Oh how I laughed at your tidings of love. I too am a bit of a love-giver (but only when really appropriate and deserved). Heh.

Backhoes and Christopher Columbus... yeah. I can see that connection like TOTALLY, Tim. Uh huh.

Bob said...

I hope Peryl passed away peacefully. Great narrative. I too can see them. Can you also see you spewing out all that love.

A Novel Woman said...

Ah, wonderful story. And you made me laugh out loud, as I am another who expresses her love in that way. When I was a Brownie Leader, the girls changed my name from Tawny Owl to Screech Owl. I'm just sayin'.

And what IS it with men and machines? My husband, a dentist who therefore NEEDS his hands for work, went out and bought himself a chainsaw when I was out of town visiting my sister. Did you also get all the safety equipment that goes with it? You know, gloves, helmet, face shield, pants, etc.? Guess the answer.....

Pam said...

I'm so sorry about the loss of Peryl. I did really love the story!

Men, I fear, will be men, always.

I do love the 'expressions of love"!!!!!!

Kelly said...

I held my breath through much of your story. Fortunately the backhoe and really large equipment my husband has access to are not at our house so he doesn't get to "play" on them regularly. However, I do worry when he tells me things like how Bully (our large bull)comes rushing over to the tractor when he's putting out hay and eagerly butts it! I knew of someone who died in a tractor rollover once so it always gives me pause to think of one flipping!

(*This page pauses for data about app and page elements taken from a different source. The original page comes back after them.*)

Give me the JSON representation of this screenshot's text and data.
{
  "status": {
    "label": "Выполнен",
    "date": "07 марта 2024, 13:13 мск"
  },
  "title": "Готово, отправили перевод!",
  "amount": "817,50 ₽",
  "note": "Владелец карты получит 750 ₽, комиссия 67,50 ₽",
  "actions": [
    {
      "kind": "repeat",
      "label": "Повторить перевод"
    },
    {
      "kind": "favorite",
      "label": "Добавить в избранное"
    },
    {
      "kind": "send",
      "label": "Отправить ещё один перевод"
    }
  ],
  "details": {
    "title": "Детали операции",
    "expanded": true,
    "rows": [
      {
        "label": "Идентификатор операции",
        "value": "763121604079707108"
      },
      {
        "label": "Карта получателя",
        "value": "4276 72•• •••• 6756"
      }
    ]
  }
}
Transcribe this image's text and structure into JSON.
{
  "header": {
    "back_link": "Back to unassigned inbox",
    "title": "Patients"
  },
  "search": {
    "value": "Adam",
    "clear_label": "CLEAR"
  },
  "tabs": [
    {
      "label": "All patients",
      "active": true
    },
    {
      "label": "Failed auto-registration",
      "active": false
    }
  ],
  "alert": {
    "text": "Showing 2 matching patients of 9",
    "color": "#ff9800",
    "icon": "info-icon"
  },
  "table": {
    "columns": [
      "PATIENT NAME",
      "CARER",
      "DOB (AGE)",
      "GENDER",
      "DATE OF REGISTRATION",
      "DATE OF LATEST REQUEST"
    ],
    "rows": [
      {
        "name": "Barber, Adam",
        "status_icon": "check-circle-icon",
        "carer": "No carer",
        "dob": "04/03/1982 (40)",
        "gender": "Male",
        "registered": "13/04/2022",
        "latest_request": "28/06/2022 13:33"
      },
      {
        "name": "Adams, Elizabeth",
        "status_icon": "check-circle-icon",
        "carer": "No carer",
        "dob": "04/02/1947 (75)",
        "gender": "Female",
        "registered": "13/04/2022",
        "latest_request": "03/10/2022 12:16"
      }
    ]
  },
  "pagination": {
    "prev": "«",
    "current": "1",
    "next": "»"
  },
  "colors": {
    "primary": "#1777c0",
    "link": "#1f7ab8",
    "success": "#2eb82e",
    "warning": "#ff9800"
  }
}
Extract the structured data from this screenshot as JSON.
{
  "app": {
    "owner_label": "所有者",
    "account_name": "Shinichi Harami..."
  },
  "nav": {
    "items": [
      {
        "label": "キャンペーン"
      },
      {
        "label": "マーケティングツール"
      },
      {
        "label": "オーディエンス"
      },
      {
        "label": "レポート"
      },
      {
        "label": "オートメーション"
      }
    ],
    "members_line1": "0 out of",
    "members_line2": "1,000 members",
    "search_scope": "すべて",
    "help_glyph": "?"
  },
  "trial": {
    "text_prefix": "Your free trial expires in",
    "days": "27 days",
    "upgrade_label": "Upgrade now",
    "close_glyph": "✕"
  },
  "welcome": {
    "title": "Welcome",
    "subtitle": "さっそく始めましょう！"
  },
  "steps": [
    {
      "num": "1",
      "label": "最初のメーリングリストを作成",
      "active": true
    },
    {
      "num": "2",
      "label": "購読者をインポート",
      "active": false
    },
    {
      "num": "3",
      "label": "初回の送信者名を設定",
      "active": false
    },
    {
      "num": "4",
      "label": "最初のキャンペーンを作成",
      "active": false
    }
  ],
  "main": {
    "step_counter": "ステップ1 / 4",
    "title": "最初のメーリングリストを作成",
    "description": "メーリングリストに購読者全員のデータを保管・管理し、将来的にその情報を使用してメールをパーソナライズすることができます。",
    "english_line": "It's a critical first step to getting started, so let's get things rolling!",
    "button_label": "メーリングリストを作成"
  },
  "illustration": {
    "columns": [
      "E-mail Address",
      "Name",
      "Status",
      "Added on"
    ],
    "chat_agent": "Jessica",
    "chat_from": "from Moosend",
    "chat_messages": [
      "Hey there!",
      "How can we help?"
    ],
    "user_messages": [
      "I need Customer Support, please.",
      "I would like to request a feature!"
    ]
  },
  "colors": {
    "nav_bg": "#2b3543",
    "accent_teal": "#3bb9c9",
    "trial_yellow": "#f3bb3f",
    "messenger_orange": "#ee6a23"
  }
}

Karen said...

Mic once tipped over his 4 wheeler in a muddy bog and I was so upset over what could have happened rather than seeing he was alright. It only took a minute to start laughing as his guy friends started telling the story of how they told him not to go the way he did but he was sure it would be fine.

Peryl sounds like a great neighbor, my condolences.

quid said...

What a wonderful story.

My dad's second job was a little cattle ranch he owned with my uncle Norman. Uncle Normie supplied the $$$, dad supplied the labor. The family is awash in the catastrophic stories of the enterprise that occurred whenever Normie decided to bestir himself and touch the equipment. (And another tractor bites the dust).

When it was over, my dad missed the tractors, the hay, and all the cows. He did not miss Normie.

I'm sorry about Peryl's death.